Data for the task.
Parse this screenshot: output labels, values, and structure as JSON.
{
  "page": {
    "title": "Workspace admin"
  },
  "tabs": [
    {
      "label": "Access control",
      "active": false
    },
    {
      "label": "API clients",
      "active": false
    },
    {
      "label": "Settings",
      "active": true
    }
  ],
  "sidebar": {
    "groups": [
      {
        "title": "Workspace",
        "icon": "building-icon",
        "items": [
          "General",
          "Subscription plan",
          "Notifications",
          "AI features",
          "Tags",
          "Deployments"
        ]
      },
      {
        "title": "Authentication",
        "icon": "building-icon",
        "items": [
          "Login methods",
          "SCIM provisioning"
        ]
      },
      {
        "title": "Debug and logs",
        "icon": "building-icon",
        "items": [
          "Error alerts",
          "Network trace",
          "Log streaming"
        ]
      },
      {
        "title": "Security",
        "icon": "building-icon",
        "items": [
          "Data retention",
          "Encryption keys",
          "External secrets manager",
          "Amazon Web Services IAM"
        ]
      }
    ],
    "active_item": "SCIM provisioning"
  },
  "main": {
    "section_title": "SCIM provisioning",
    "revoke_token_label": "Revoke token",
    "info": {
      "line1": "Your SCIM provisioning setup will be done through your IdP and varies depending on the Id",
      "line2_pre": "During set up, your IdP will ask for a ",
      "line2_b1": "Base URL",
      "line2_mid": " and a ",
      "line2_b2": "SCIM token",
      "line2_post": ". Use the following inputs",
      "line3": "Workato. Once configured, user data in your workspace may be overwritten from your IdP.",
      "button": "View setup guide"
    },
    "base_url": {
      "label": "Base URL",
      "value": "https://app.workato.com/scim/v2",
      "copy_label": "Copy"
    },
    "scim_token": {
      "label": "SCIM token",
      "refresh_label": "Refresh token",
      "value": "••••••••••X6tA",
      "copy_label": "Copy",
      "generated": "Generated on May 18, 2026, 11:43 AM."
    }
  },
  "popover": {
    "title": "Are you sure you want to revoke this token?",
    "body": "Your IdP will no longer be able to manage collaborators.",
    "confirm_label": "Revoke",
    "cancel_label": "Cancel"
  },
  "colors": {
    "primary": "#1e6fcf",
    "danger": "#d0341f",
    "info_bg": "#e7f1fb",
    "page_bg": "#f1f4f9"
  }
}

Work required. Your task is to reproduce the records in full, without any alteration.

Problem solution.
Parse this screenshot: output labels, values, and structure as JSON.
{
  "page": {
    "title": "Workspace admin"
  },
  "tabs": [
    {
      "label": "Access control",
      "active": false
    },
    {
      "label": "API clients",
      "active": false
    },
    {
      "label": "Settings",
      "active": true
    }
  ],
  "sidebar": {
    "groups": [
      {
        "title": "Workspace",
        "icon": "building-icon",
        "items": [
          "General",
          "Subscription plan",
          "Notifications",
          "AI features",
          "Tags",
          "Deployments"
        ]
      },
      {
        "title": "Authentication",
        "icon": "building-icon",
        "items": [
          "Login methods",
          "SCIM provisioning"
        ]
      },
      {
        "title": "Debug and logs",
        "icon": "building-icon",
        "items": [
          "Error alerts",
          "Network trace",
          "Log streaming"
        ]
      },
      {
        "title": "Security",
        "icon": "building-icon",
        "items": [
          "Data retention",
          "Encryption keys",
          "External secrets manager",
          "Amazon Web Services IAM"
        ]
      }
    ],
    "active_item": "SCIM provisioning"
  },
  "main": {
    "section_title": "SCIM provisioning",
    "revoke_token_label": "Revoke token",
    "info": {
      "line1": "Your SCIM provisioning setup will be done through your IdP and varies depending on the Id",
      "line2_pre": "During set up, your IdP will ask for a ",
      "line2_b1": "Base URL",
      "line2_mid": " and a ",
      "line2_b2": "SCIM token",
      "line2_post": ". Use the following inputs",
      "line3": "Workato. Once configured, user data in your workspace may be overwritten from your IdP.",
      "button": "View setup guide"
    },
    "base_url": {
      "label": "Base URL",
      "value": "https://app.workato.com/scim/v2",
      "copy_label": "Copy"
    },
    "scim_token": {
      "label": "SCIM token",
      "refresh_label": "Refresh token",
      "value": "••••••••••X6tA",
      "copy_label": "Copy",
      "generated": "Generated on May 18, 2026, 11:43 AM."
    }
  },
  "popover": {
    "title": "Are you sure you want to revoke this token?",
    "body": "Your IdP will no longer be able to manage collaborators.",
    "confirm_label": "Revoke",
    "cancel_label": "Cancel"
  },
  "colors": {
    "primary": "#1e6fcf",
    "danger": "#d0341f",
    "info_bg": "#e7f1fb",
    "page_bg": "#f1f4f9"
  }
}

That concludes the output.